The babies listen to a continuous stream of consonants and vowels, such as "dapikutilado...." Some combinations always cluster together, like "da-pi-ku," while others do not. If infants are aware of statistically familiar clusters, they show little interest when they hear them. But when they hear something like "da-ku-pi," they know something is unfamiliar. They look toward the sounds of unfamiliar triplets longer than they look in the direction of those that are relatively familiar.
The youngsters don't know it, but that's how they will get the hang of separating words in a stream of speech. Linguists call this "computing transitional probabilities." It sounds too complicated for an 8-month-old, much less for a monkey. However, Hauser and his two collaborators, Elissa Newport and Richard Aslin, showed that cotton-top tamarins can do the same thing.
Perceptual and at least some computation mechanisms, therefore, lived in the brains of animals long before humans came along, even ancient humans who didn't do much more than grunt and bellow. "Some people wouldn't call these abilities 'thinking,'" Hauser admits. "That's fine with me. But it begs the question, 'What do you mean by thinking?'"
How high can animals count
Additional tests by Hauser and other researchers reveal that monkeys can count up to four. The human ability to count to higher numbers apparently came only after we evolved language and developed words to describe quantities like 25 and 1,000.
Some human cultures still don't use large numbers. The Hadza people, hunter-gatherers in Tanzania, for example, have words only for "one," "two," and "three"; anything more is "many." They are aware that a picture with 30 dots displays a larger number than one with 20 dots (as are monkeys), but they have no words for the precise numbers of dots.
The bottleneck between human and nonhuman thinking involves not just words, but the ability to recombine words in an endless variety of new meanings. That appears to be a unique human capability. Chimpanzees have a rich social and conceptual life, Hauser maintains, but they can't discuss it with each other.

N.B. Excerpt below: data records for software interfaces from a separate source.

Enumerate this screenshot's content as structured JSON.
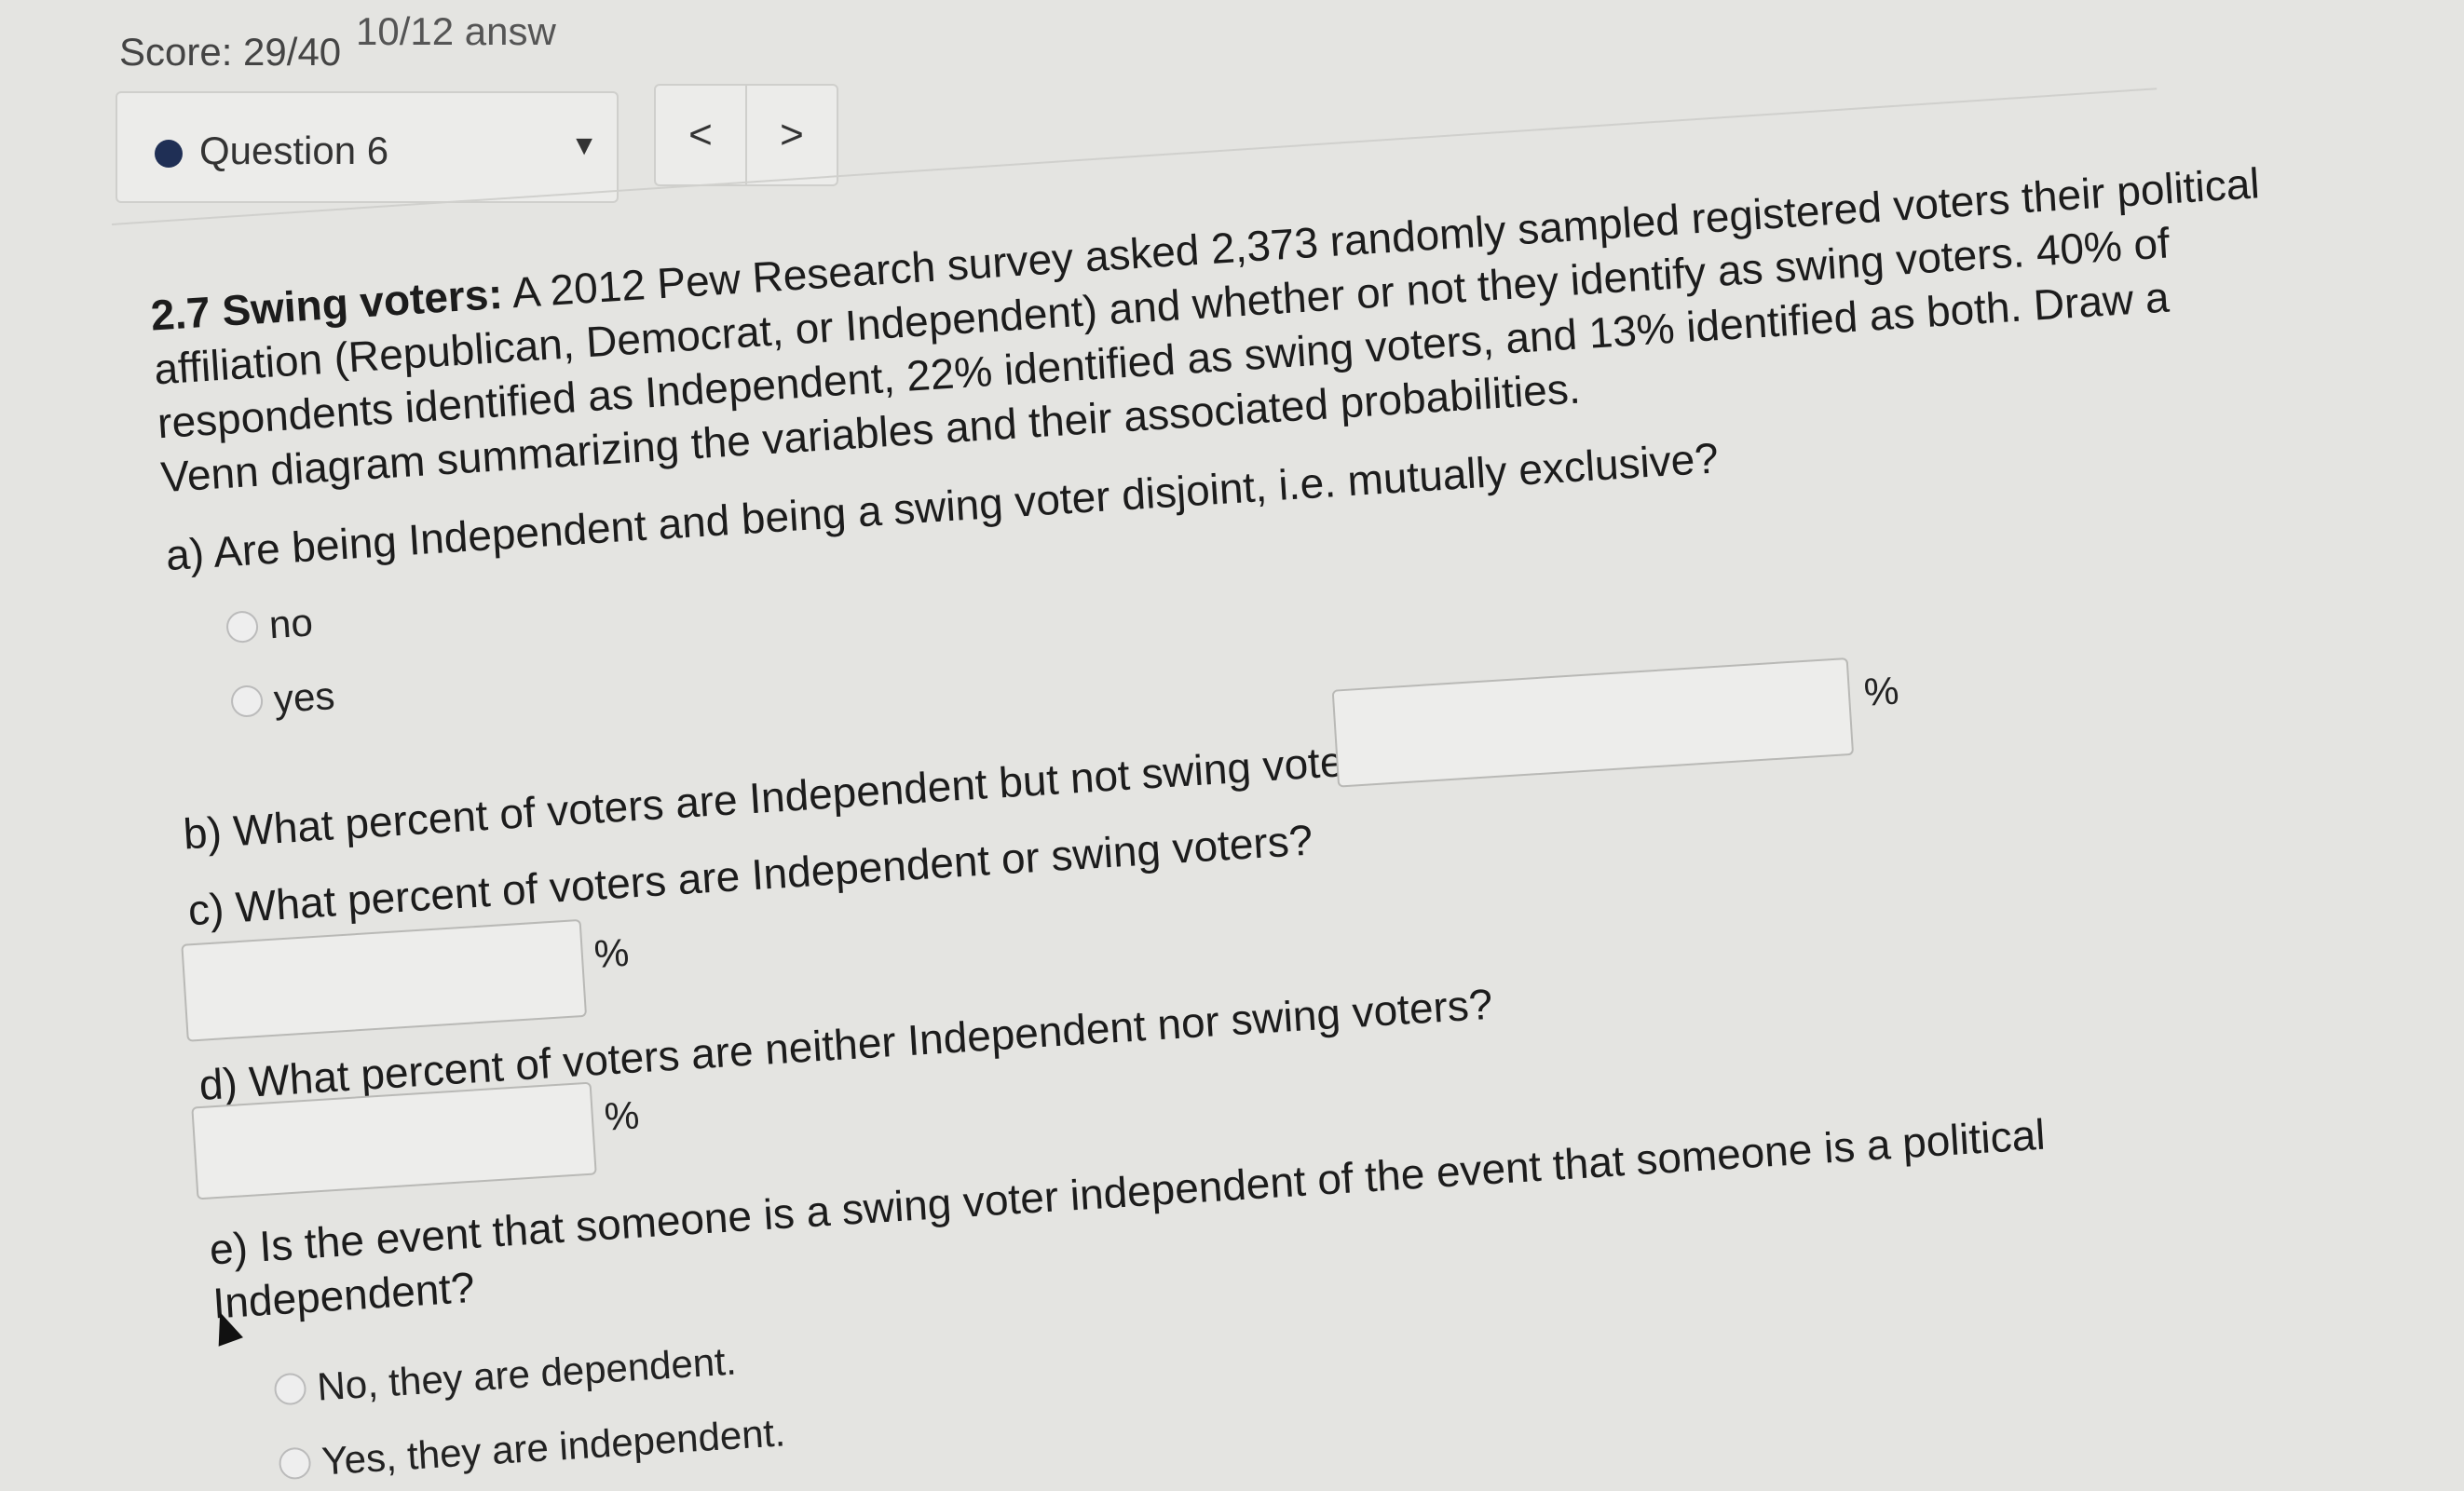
{
  "header": {
    "score": "Score: 29/40",
    "answered": "10/12 answ",
    "question_selector": "Question 6",
    "prev_label": "<",
    "next_label": ">"
  },
  "problem": {
    "heading": "2.7 Swing voters:",
    "text_1": "A 2012 Pew Research survey asked 2,373 randomly sampled registered voters their political affiliation (Republican, Democrat, or Independent) and whether or not they identify as swing voters. 40% of respondents identified as Independent, 22% identified as swing voters, and 13% identified as both. Draw a Venn diagram summarizing the variables and their associated probabilities."
  },
  "part_a": {
    "question": "a) Are being Independent and being a swing voter disjoint, i.e. mutually exclusive?",
    "options": [
      "no",
      "yes"
    ]
  },
  "part_b": {
    "question": "b) What percent of voters are Independent but not swing voters?",
    "unit": "%"
  },
  "part_c": {
    "question": "c) What percent of voters are Independent or swing voters?",
    "unit": "%"
  },
  "part_d": {
    "question": "d) What percent of voters are neither Independent nor swing voters?",
    "unit": "%"
  },
  "part_e": {
    "question": "e) Is the event that someone is a swing voter independent of the event that someone is a political Independent?",
    "options": [
      "No, they are dependent.",
      "Yes, they are independent."
    ]
  }
}
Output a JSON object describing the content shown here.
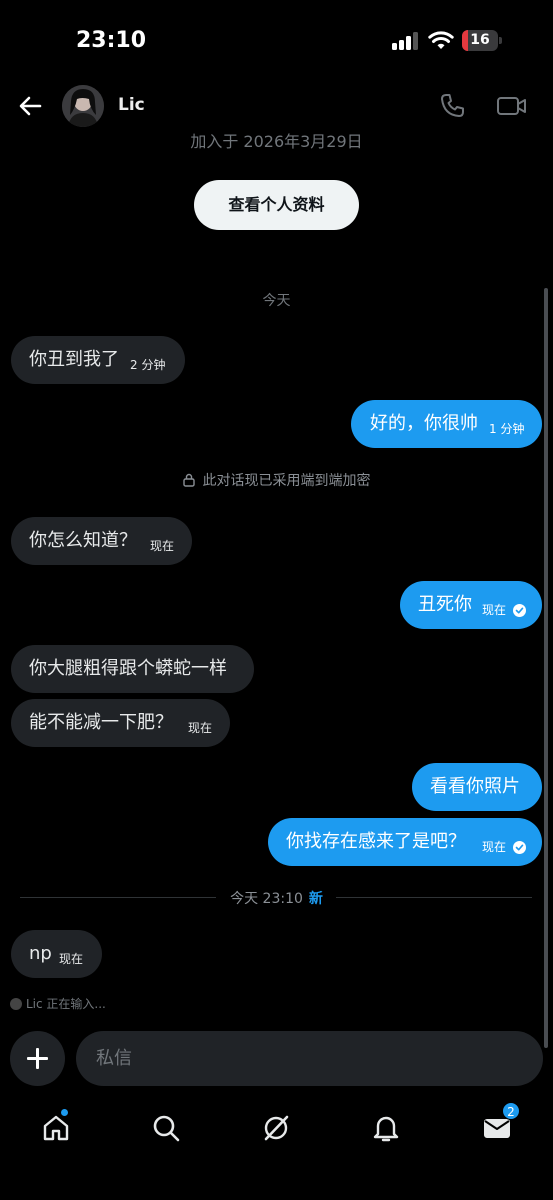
{
  "status_bar": {
    "time": "23:10",
    "battery_level": "16",
    "battery_fraction": 0.16
  },
  "header": {
    "contact_name": "Lic"
  },
  "conversation": {
    "joined_text": "加入于 2026年3月29日",
    "view_profile_label": "查看个人资料",
    "day_label": "今天",
    "encryption_notice": "此对话现已采用端到端加密",
    "new_divider_time": "今天 23:10",
    "new_divider_tag": "新",
    "messages": [
      {
        "text": "你丑到我了",
        "time": "2 分钟"
      },
      {
        "text": "好的，你很帅",
        "time": "1 分钟"
      },
      {
        "text": "你怎么知道？",
        "time": "现在"
      },
      {
        "text": "丑死你",
        "time": "现在"
      },
      {
        "text": "你大腿粗得跟个蟒蛇一样",
        "time": ""
      },
      {
        "text": "能不能减一下肥？",
        "time": "现在"
      },
      {
        "text": "看看你照片",
        "time": ""
      },
      {
        "text": "你找存在感来了是吧？",
        "time": "现在"
      },
      {
        "text": "np",
        "time": "现在"
      }
    ],
    "typing_indicator": "Lic 正在输入..."
  },
  "composer": {
    "placeholder": "私信"
  },
  "tabbar": {
    "messages_badge": "2"
  },
  "colors": {
    "accent": "#1d9bf0",
    "incoming_bubble": "#202327",
    "background": "#000000",
    "battery_low": "#e5393f"
  }
}
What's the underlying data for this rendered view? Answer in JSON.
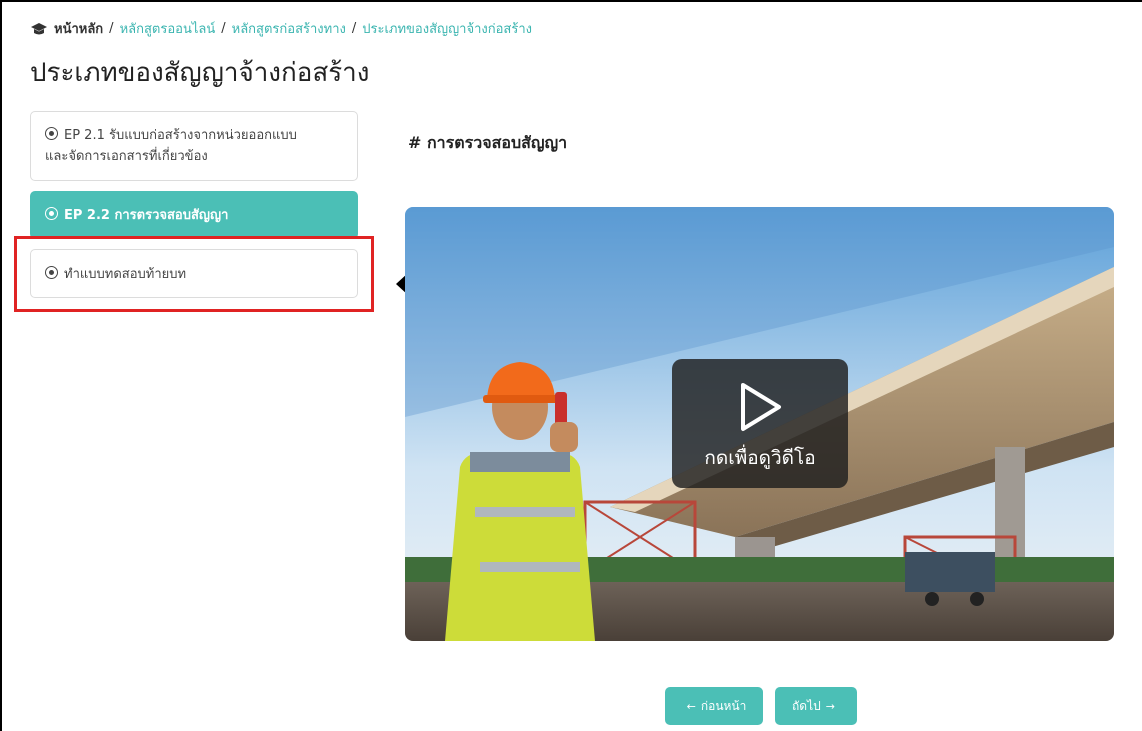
{
  "breadcrumb": {
    "home": "หน้าหลัก",
    "separator": "/",
    "items": [
      "หลักสูตรออนไลน์",
      "หลักสูตรก่อสร้างทาง",
      "ประเภทของสัญญาจ้างก่อสร้าง"
    ]
  },
  "page": {
    "title": "ประเภทของสัญญาจ้างก่อสร้าง"
  },
  "lessons": [
    {
      "label_line1": "EP 2.1 รับแบบก่อสร้างจากหน่วยออกแบบ",
      "label_line2": "และจัดการเอกสารที่เกี่ยวข้อง",
      "active": false
    },
    {
      "label": "EP 2.2 การตรวจสอบสัญญา",
      "active": true
    },
    {
      "label": "ทำแบบทดสอบท้ายบท",
      "active": false
    }
  ],
  "content": {
    "heading": "# การตรวจสอบสัญญา",
    "video": {
      "play_label": "กดเพื่อดูวิดีโอ"
    }
  },
  "navigation": {
    "prev_label": "ก่อนหน้า",
    "next_label": "ถัดไป",
    "prev_arrow": "←",
    "next_arrow": "→"
  },
  "colors": {
    "accent": "#4bbfb6",
    "breadcrumb_link": "#3bb5b0",
    "highlight": "#e02323"
  },
  "icons": {
    "home": "graduation-cap-icon",
    "lesson": "radio-dot-icon",
    "play": "play-icon",
    "annotation": "arrow-left-icon"
  }
}
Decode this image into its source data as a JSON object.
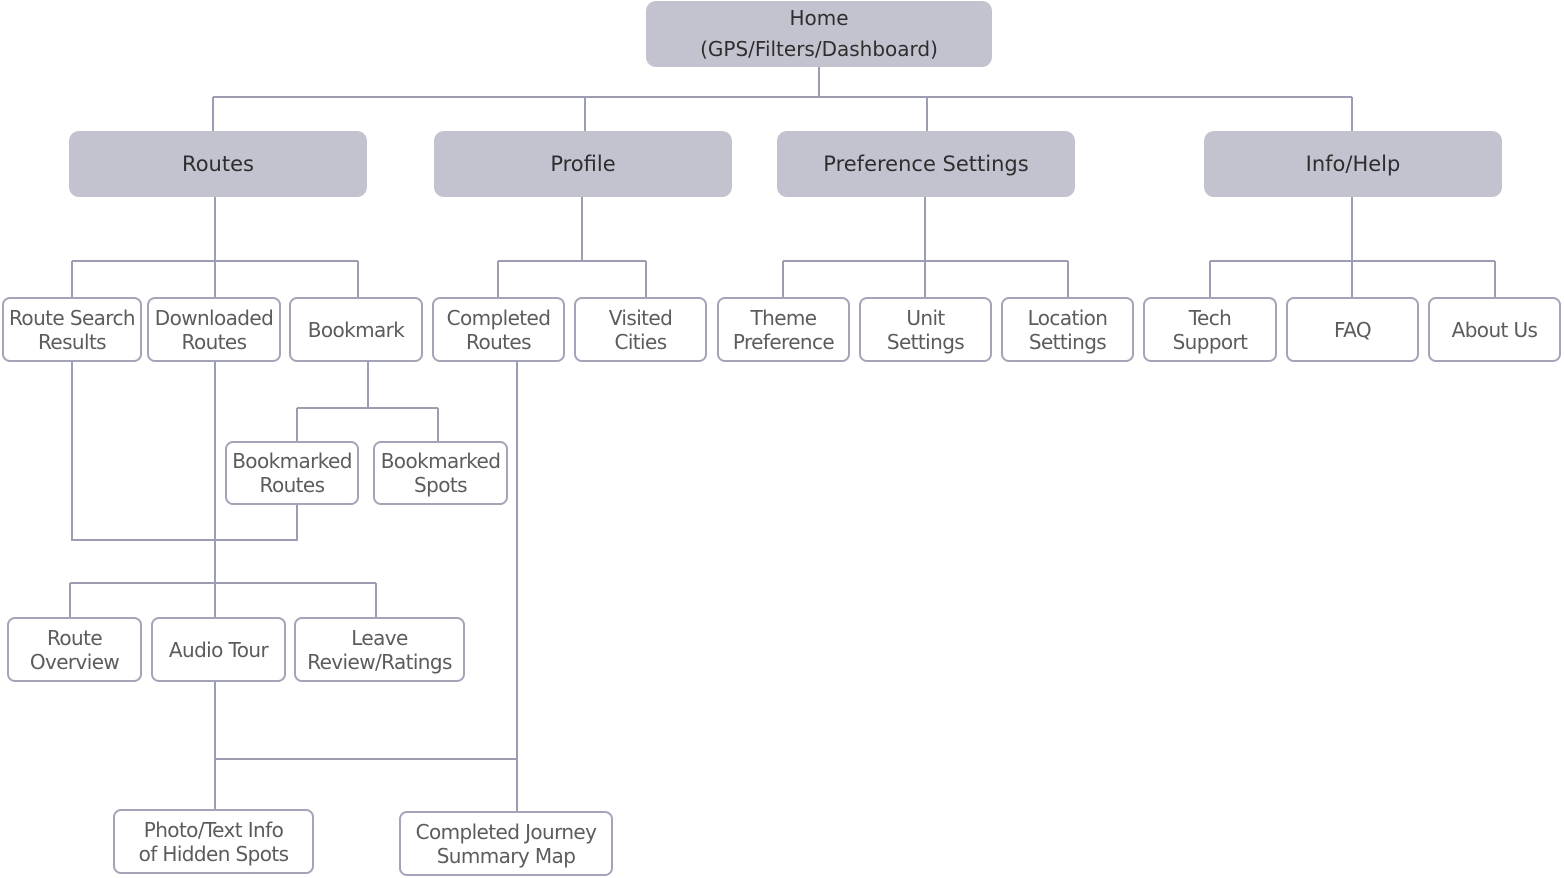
{
  "colors": {
    "primary_fill": "#c3c3d0",
    "line": "#9c9cb2",
    "border": "#a4a4b8"
  },
  "nodes": {
    "home": "Home\n(GPS/Filters/Dashboard)",
    "routes": "Routes",
    "profile": "Profile",
    "preference_settings": "Preference Settings",
    "info_help": "Info/Help",
    "route_search_results": "Route Search\nResults",
    "downloaded_routes": "Downloaded\nRoutes",
    "bookmark": "Bookmark",
    "completed_routes": "Completed\nRoutes",
    "visited_cities": "Visited\nCities",
    "theme_preference": "Theme\nPreference",
    "unit_settings": "Unit\nSettings",
    "location_settings": "Location\nSettings",
    "tech_support": "Tech\nSupport",
    "faq": "FAQ",
    "about_us": "About Us",
    "bookmarked_routes": "Bookmarked\nRoutes",
    "bookmarked_spots": "Bookmarked\nSpots",
    "route_overview": "Route\nOverview",
    "audio_tour": "Audio Tour",
    "leave_review_ratings": "Leave\nReview/Ratings",
    "photo_text_info": "Photo/Text Info\nof Hidden Spots",
    "completed_journey_summary_map": "Completed Journey\nSummary Map"
  }
}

The next step in determining how much thinking ability humans share with other animals will involve scanning the brains of both while they do the same cognitive tasks. Harvard psychologists have already begun to do this in a collaboration with researchers from the University of Massachusetts Medical School in Worcester and the Max Planck Institute in Germany. Monkeys may exhibit the same kind of intellectual behavior as humans, but do they both use the same areas of the brain?
"We have a great deal of data that show what areas of the brain are activated when humans respond to various situations," Hauser points out. "Now we will determine if monkeys and other animals utilize the same brain circuits."
So far, the monkeys are adapting well to experiments at the University of Massachusetts. They move into harnesses in brain scanning instruments, such as MRI machines, without difficulty. Measurements of their stress levels show that after five days of training, marmoset monkeys feel as comfortable as they do in their home cages with their own social group.
For some people, such research will not provide a satisfactory answer to the question: Do animals really think? These people define thinking as having a sense of self, beliefs that go beyond raw perceptions, emotions such as empathy, and the ability to imagine a situation remote in time and place and predict an outcome.
"Those capabilities cannot be illuminated by brain scanning," Hauser admits. "But experiments using other techniques are beginning to shed light on what kinds of perceptual and computation skills animals bring to analyzing the world, and in what ways these skills are different from our own."
I think, therefore I am. - Descartes
For more information about nonhuman thinking, see Hauser's book "Wild Minds," (Henry Holt, 2000). Hauser will debate distinguished linguist Noam Chomsky on March 30 at Harvard at a conference sponsored by the Language Evolution Society.